2018 in the rear view mirror
One of the innumerable reasons I love Ravelry is that it gives me a way to keep track of project details—what, when, how much yarn, for who, and because I have access to that data set, I can look back on the year to look for trends, look for gaps, and imagine what direction I want to take in the new year.
Here’s what 2018 looked like:
11 adult sweaters
5 kids’ sweaters
3 adult vests
2 kids’ dresses
1 pair socks
1 pair mitts
Of the 43 items, all but the throw were started and finished this year. (The throw was started in August of 2014, bringing down the overall average completion time by juuuuuust a little!) (Looking at my phone photos, it looks like there were a few projects I missed logging; further sleuthing may be needed.)
In the shop, we brought in Berroco, Blue Sky Fibers, Knitted Wit, Knitterly Things, and Earl Grey Fiber Arts, along with many new yarns from companies we were already working with.
And we held 22 project classes, in addition to weekly Beginning Knitting sessions, twice-weekly Social Stitching, and a number of informal knitalongs.
All in all, a good year of stitching with great fibers and good friends!
Just a pile of Malabrigo. (Mostly the super squishy Worsted, with a little bit of Lace and Caracol.) Some Rios and Rasta (plus a little more worsted) are on the way.
Sirdar makes some of the nicest easy-care baby yarns out there, and we just received Crofter DK, Rascal, and some solid Snuggly in the sport/DK range, along with Baby Blossom DK, and Baby Blossom Chunky (including several colors that don’t feature pink in the self-patterning “flower” portion). Sirdar is also the distributor for West Yorkshire Spinners, so we also restocked a few colors of The Croft (a great speckled worsted weight sweater yarn) and the two Christmas colors of their self-patterning sock yarn (Holly Berry, and Fairy Lights).
One of my core beliefs is that we are all connected. This takes so many different forms, and part of my experience as a shop owner is being part of a community of store owners who only rarely get to meet face-to-face—maybe at a trade show, perhaps on a stolen vacation, occasionally after retirement. We form real friendships, celebrate one another’s successes, brainstorm about tough problems, and extend a hand when someone needs encouragement.

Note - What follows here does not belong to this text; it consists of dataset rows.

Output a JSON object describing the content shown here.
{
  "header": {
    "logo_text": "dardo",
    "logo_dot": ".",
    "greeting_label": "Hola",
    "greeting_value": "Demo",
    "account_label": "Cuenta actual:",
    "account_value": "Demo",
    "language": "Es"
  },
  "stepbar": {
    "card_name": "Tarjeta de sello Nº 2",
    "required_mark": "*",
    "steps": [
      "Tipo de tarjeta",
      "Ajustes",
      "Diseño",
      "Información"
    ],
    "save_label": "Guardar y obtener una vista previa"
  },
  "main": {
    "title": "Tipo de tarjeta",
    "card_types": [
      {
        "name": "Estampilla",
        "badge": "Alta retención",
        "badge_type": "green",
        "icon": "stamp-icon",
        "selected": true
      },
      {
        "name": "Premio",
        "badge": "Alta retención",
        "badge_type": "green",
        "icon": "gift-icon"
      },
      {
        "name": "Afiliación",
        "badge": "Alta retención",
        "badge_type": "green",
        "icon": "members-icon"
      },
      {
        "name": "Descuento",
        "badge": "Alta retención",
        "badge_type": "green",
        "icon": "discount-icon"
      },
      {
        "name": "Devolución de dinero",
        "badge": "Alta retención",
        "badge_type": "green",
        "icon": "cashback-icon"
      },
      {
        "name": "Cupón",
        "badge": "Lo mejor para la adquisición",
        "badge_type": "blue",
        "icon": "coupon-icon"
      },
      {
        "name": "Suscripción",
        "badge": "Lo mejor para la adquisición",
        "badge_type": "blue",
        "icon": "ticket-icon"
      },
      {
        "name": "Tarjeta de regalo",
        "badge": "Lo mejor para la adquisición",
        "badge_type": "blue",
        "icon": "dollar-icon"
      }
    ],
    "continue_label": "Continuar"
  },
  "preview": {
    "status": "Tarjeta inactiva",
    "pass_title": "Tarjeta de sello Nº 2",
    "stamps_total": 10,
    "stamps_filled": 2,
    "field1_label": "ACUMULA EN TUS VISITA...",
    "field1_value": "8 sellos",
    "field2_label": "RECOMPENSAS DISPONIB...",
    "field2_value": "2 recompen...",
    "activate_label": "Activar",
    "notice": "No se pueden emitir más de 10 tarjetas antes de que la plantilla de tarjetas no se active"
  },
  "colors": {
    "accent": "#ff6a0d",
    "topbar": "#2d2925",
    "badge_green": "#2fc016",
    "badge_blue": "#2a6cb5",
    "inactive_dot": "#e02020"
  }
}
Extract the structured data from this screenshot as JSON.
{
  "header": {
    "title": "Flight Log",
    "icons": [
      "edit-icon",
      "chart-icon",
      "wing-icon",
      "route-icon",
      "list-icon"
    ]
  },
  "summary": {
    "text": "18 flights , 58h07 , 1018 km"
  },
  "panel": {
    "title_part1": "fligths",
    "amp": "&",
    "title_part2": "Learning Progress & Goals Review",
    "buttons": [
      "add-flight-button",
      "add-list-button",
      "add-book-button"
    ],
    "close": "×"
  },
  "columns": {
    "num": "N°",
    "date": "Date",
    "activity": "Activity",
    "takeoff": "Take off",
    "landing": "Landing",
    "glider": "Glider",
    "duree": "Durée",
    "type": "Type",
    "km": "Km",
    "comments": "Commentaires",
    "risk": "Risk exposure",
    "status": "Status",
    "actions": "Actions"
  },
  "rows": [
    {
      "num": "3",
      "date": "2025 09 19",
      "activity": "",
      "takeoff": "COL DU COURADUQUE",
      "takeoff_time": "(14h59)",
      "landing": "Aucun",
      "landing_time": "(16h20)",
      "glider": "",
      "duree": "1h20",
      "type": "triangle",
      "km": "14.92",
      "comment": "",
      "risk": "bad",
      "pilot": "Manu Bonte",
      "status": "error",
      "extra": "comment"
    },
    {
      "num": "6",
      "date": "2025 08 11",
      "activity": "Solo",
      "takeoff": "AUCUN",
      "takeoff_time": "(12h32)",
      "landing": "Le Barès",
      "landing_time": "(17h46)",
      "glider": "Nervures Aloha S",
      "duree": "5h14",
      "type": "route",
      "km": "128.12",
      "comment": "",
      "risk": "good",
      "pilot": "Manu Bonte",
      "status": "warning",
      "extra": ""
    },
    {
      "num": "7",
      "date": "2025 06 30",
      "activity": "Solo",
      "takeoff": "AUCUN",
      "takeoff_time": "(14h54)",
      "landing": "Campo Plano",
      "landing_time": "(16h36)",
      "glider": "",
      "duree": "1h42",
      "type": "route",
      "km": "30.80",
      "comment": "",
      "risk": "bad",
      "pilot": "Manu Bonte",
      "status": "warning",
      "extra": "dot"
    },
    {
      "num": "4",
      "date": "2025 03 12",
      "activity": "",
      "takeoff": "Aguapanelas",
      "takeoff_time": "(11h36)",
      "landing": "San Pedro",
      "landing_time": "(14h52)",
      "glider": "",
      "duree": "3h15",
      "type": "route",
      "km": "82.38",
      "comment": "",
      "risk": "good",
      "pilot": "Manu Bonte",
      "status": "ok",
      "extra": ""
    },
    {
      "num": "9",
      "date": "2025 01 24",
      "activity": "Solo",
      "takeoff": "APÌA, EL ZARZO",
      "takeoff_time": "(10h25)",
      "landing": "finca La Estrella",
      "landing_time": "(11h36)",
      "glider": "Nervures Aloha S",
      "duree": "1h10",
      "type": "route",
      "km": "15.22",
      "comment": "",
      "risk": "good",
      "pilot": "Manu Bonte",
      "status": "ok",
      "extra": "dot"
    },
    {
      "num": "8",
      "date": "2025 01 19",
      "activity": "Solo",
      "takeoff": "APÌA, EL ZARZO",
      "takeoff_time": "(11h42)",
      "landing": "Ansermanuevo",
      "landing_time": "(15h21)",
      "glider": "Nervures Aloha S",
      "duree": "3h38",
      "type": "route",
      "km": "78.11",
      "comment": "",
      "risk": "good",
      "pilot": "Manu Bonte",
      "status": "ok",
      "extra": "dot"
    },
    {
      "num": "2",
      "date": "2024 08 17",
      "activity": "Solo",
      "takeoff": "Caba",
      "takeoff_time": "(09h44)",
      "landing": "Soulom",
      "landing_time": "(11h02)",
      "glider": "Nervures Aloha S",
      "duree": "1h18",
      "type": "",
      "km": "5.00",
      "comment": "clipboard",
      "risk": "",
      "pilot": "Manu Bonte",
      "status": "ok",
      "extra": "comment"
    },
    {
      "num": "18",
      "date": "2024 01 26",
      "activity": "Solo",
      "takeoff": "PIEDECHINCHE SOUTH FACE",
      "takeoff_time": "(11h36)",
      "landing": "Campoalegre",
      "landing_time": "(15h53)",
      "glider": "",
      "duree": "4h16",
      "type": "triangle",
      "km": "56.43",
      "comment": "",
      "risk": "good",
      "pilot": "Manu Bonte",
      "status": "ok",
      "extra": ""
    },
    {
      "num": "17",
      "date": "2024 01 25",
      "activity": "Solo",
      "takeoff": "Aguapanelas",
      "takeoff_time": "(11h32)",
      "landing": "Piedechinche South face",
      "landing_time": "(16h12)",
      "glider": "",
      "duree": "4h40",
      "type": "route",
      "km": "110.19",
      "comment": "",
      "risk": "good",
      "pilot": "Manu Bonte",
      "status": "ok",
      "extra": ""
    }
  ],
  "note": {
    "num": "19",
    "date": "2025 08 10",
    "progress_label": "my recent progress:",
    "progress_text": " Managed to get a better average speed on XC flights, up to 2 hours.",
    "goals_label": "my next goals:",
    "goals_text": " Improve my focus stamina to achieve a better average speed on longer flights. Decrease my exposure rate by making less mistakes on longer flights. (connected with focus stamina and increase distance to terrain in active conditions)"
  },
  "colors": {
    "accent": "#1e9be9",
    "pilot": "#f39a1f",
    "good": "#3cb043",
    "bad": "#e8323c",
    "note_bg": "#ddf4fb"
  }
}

A few days ago, Lisa, of One City Market in Rogersville, Missouri, shared some thoughts on New Year’s “yarn diets” on her shop’s Facebook page. She spoke to the effects of those sentiments on shop owners, but also had some thoughtful ideas about the role of shops in creating community, and about how craft is an expression of a joyful life. Responses to her post were generous and open-hearted, and customers who came into her shop the following day hatched the #loveyourLYS2019 hashtag.
Read Lisa’s post here, and if you spot the hashtag online—on Facebook, Instagram, or Twitter, now you’ll know how it started.
Now, let’s get to making stuff!
Black Tea Mitts
Earlier in the fall, I made Thea Colman’s Black Tea hat for my son’s friend, and I wanted to make coordinating mitts as a holiday gift. Since a pattern doesn’t exist from Thea’s own pen, I used the World’s Simplest Mitten pattern (which we’ll be using in the Magic Loop class in January), and incorporated the smaller cable from the hat pattern. One of my favorite things about a great, basic multi-gauge pattern is how it allows for variation, without having to start from scratch every time.
Yukon Campfire Hat
I often knit a new hat for my spouse, right under his nose. Our schedules are so different at the moment that keeping this project secret required very little effort. For the Yukon Campfire Hat (one of our gift patterns from Plaid Friday), I used the leftovers from my Fernet Branca sweater. While he claims to like it, he’s not the most cooperative photo subject….